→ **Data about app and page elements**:

════

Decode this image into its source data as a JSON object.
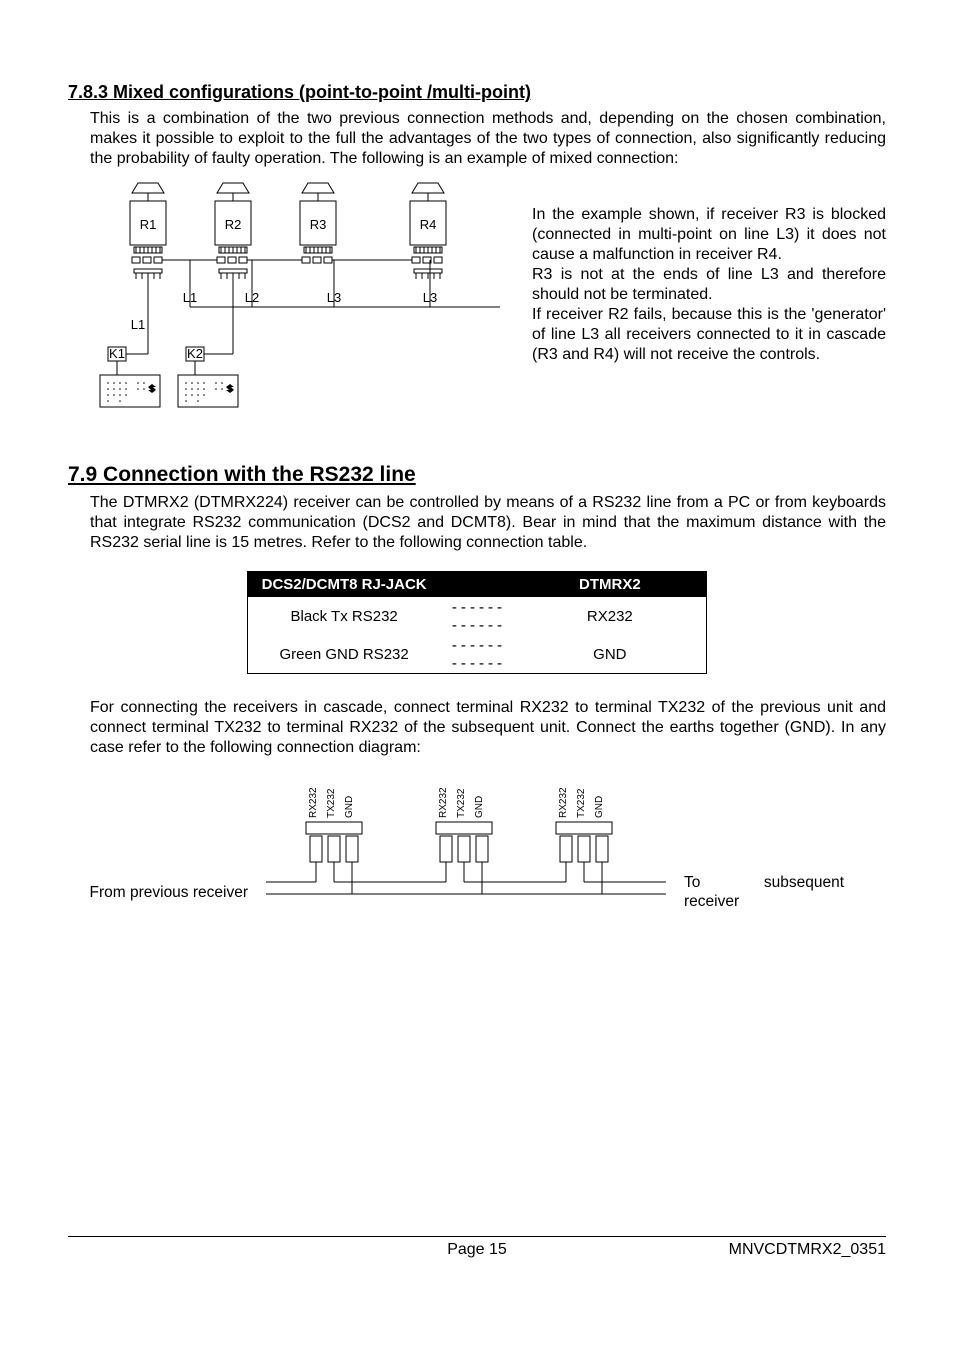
{
  "section_783": {
    "heading": "7.8.3 Mixed configurations (point-to-point /multi-point)",
    "paragraph": "This is a combination of the two previous connection methods and, depending on the chosen combination, makes it possible to exploit to the full the advantages of the two types of connection, also significantly reducing the probability of faulty operation. The following is an example of mixed connection:",
    "example_paragraph": "In the example shown, if receiver R3 is blocked (connected in multi-point on line L3) it does not cause a malfunction in receiver R4.\nR3 is not at the ends of line L3 and therefore should not be terminated.\nIf receiver R2 fails, because this is the 'generator' of line L3 all receivers connected to it in cascade (R3 and R4) will not receive the controls."
  },
  "diagram1_labels": {
    "R1": "R1",
    "R2": "R2",
    "R3": "R3",
    "R4": "R4",
    "L1a": "L1",
    "L1b": "L1",
    "L2": "L2",
    "L3a": "L3",
    "L3b": "L3",
    "K1": "K1",
    "K2": "K2"
  },
  "section_79": {
    "heading": "7.9 Connection with the RS232 line",
    "paragraph1": "The DTMRX2 (DTMRX224) receiver can be controlled by means of a RS232 line from a PC or from keyboards that integrate RS232 communication (DCS2 and DCMT8). Bear in mind that the maximum distance with the RS232 serial line is 15 metres. Refer to the following connection table.",
    "paragraph2": "For connecting the receivers in cascade, connect terminal RX232 to terminal TX232 of the previous unit and connect terminal TX232 to terminal RX232 of the subsequent unit. Connect the earths together (GND). In any case refer to the following connection diagram:"
  },
  "conn_table": {
    "header1": "DCS2/DCMT8 RJ-JACK",
    "header2": "DTMRX2",
    "rows": [
      {
        "left": "Black Tx RS232",
        "sep": "------------",
        "right": "RX232"
      },
      {
        "left": "Green GND RS232",
        "sep": "------------",
        "right": "GND"
      }
    ]
  },
  "fig2": {
    "left_label": "From previous receiver",
    "right_label": "To subsequent receiver",
    "pin_labels": [
      "RX232",
      "TX232",
      "GND"
    ]
  },
  "footer": {
    "center": "Page 15",
    "right": "MNVCDTMRX2_0351"
  }
}
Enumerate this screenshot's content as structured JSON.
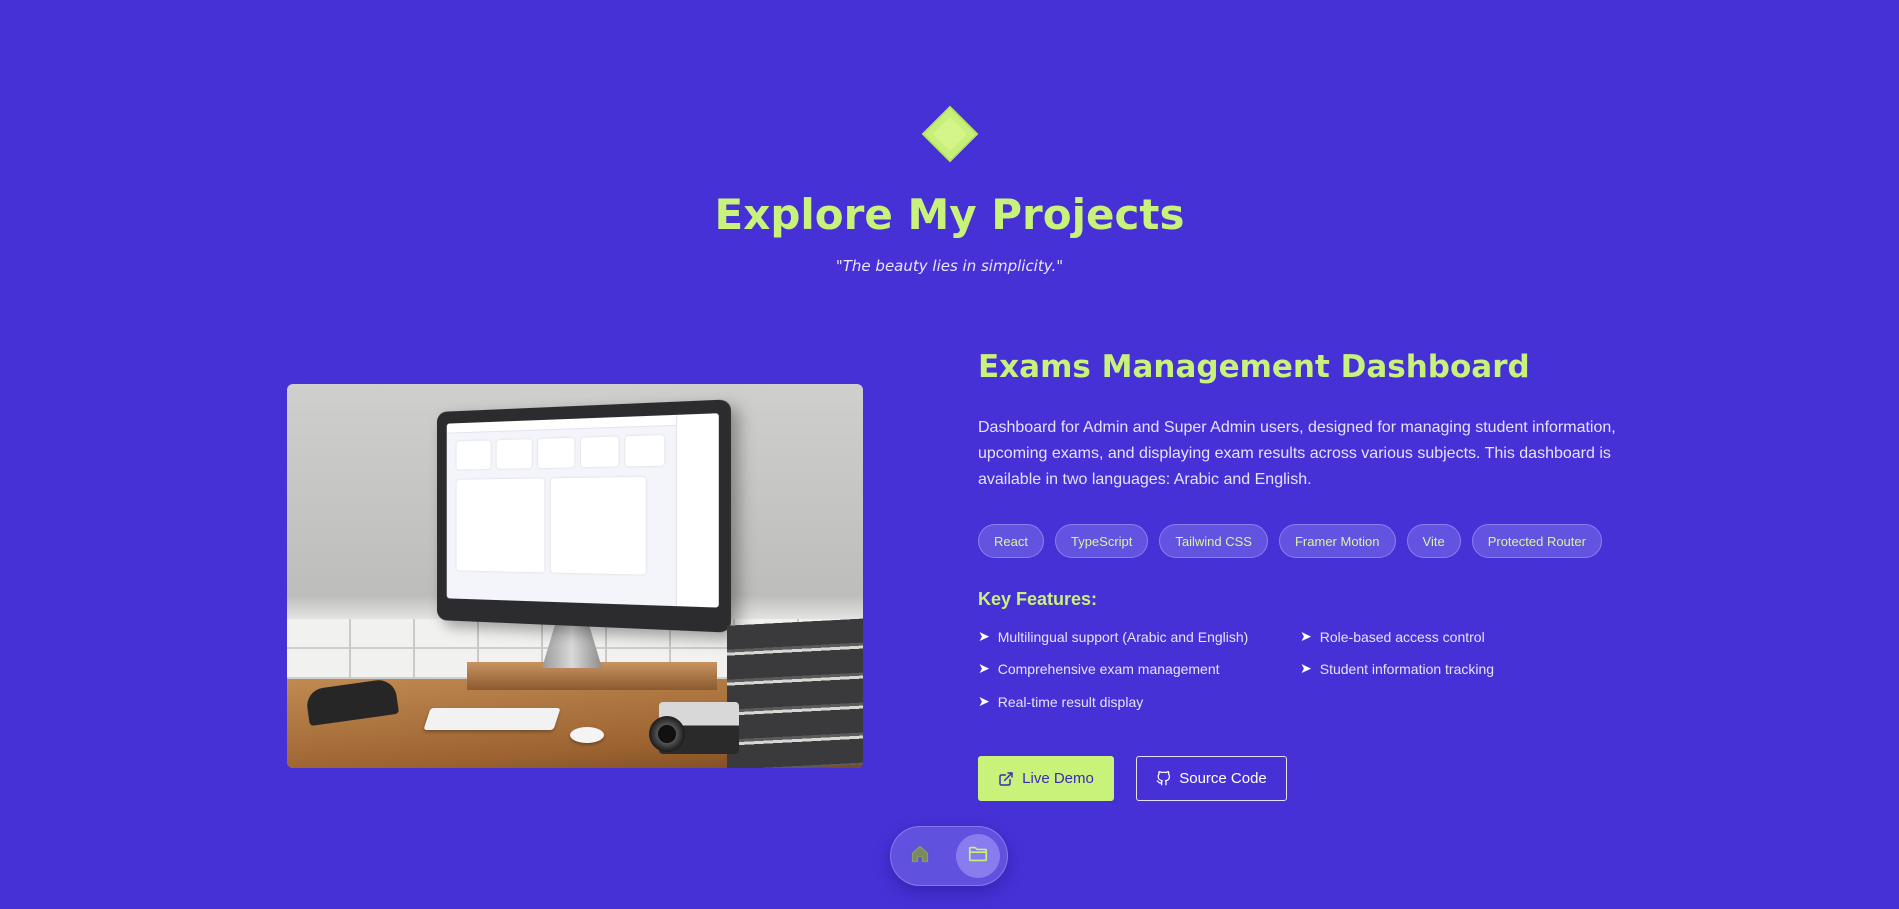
{
  "header": {
    "title": "Explore My Projects",
    "tagline": "\"The beauty lies in simplicity.\""
  },
  "project": {
    "title": "Exams Management Dashboard",
    "description": "Dashboard for Admin and Super Admin users, designed for managing student information, upcoming exams, and displaying exam results across various subjects. This dashboard is available in two languages: Arabic and English.",
    "tags": [
      "React",
      "TypeScript",
      "Tailwind CSS",
      "Framer Motion",
      "Vite",
      "Protected Router"
    ],
    "features_heading": "Key Features:",
    "features": [
      "Multilingual support (Arabic and English)",
      "Role-based access control",
      "Comprehensive exam management",
      "Student information tracking",
      "Real-time result display"
    ],
    "live_demo_label": "Live Demo",
    "source_code_label": "Source Code"
  },
  "nav": {
    "items": [
      {
        "icon": "home-icon",
        "active": false
      },
      {
        "icon": "folder-icon",
        "active": true
      }
    ]
  },
  "colors": {
    "background": "#4631d6",
    "accent": "#c9f27a",
    "text": "#e5e2ff"
  }
}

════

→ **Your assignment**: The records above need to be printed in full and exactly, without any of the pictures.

→ **Finished task**:
Decode this image into its source data as a JSON object.
{
  "section_783": {
    "heading": "7.8.3 Mixed configurations (point-to-point /multi-point)",
    "paragraph": "This is a combination of the two previous connection methods and, depending on the chosen combination, makes it possible to exploit to the full the advantages of the two types of connection, also significantly reducing the probability of faulty operation. The following is an example of mixed connection:",
    "example_paragraph": "In the example shown, if receiver R3 is blocked (connected in multi-point on line L3) it does not cause a malfunction in receiver R4.\nR3 is not at the ends of line L3 and therefore should not be terminated.\nIf receiver R2 fails, because this is the 'generator' of line L3 all receivers connected to it in cascade (R3 and R4) will not receive the controls."
  },
  "diagram1_labels": {
    "R1": "R1",
    "R2": "R2",
    "R3": "R3",
    "R4": "R4",
    "L1a": "L1",
    "L1b": "L1",
    "L2": "L2",
    "L3a": "L3",
    "L3b": "L3",
    "K1": "K1",
    "K2": "K2"
  },
  "section_79": {
    "heading": "7.9 Connection with the RS232 line",
    "paragraph1": "The DTMRX2 (DTMRX224) receiver can be controlled by means of a RS232 line from a PC or from keyboards that integrate RS232 communication (DCS2 and DCMT8). Bear in mind that the maximum distance with the RS232 serial line is 15 metres. Refer to the following connection table.",
    "paragraph2": "For connecting the receivers in cascade, connect terminal RX232 to terminal TX232 of the previous unit and connect terminal TX232 to terminal RX232 of the subsequent unit. Connect the earths together (GND). In any case refer to the following connection diagram:"
  },
  "conn_table": {
    "header1": "DCS2/DCMT8 RJ-JACK",
    "header2": "DTMRX2",
    "rows": [
      {
        "left": "Black Tx RS232",
        "sep": "------------",
        "right": "RX232"
      },
      {
        "left": "Green GND RS232",
        "sep": "------------",
        "right": "GND"
      }
    ]
  },
  "fig2": {
    "left_label": "From previous receiver",
    "right_label": "To subsequent receiver",
    "pin_labels": [
      "RX232",
      "TX232",
      "GND"
    ]
  },
  "footer": {
    "center": "Page 15",
    "right": "MNVCDTMRX2_0351"
  }
}
Enumerate this screenshot's content as structured JSON.
{
  "header": {
    "title": "Explore My Projects",
    "tagline": "\"The beauty lies in simplicity.\""
  },
  "project": {
    "title": "Exams Management Dashboard",
    "description": "Dashboard for Admin and Super Admin users, designed for managing student information, upcoming exams, and displaying exam results across various subjects. This dashboard is available in two languages: Arabic and English.",
    "tags": [
      "React",
      "TypeScript",
      "Tailwind CSS",
      "Framer Motion",
      "Vite",
      "Protected Router"
    ],
    "features_heading": "Key Features:",
    "features": [
      "Multilingual support (Arabic and English)",
      "Role-based access control",
      "Comprehensive exam management",
      "Student information tracking",
      "Real-time result display"
    ],
    "live_demo_label": "Live Demo",
    "source_code_label": "Source Code"
  },
  "nav": {
    "items": [
      {
        "icon": "home-icon",
        "active": false
      },
      {
        "icon": "folder-icon",
        "active": true
      }
    ]
  },
  "colors": {
    "background": "#4631d6",
    "accent": "#c9f27a",
    "text": "#e5e2ff"
  }
}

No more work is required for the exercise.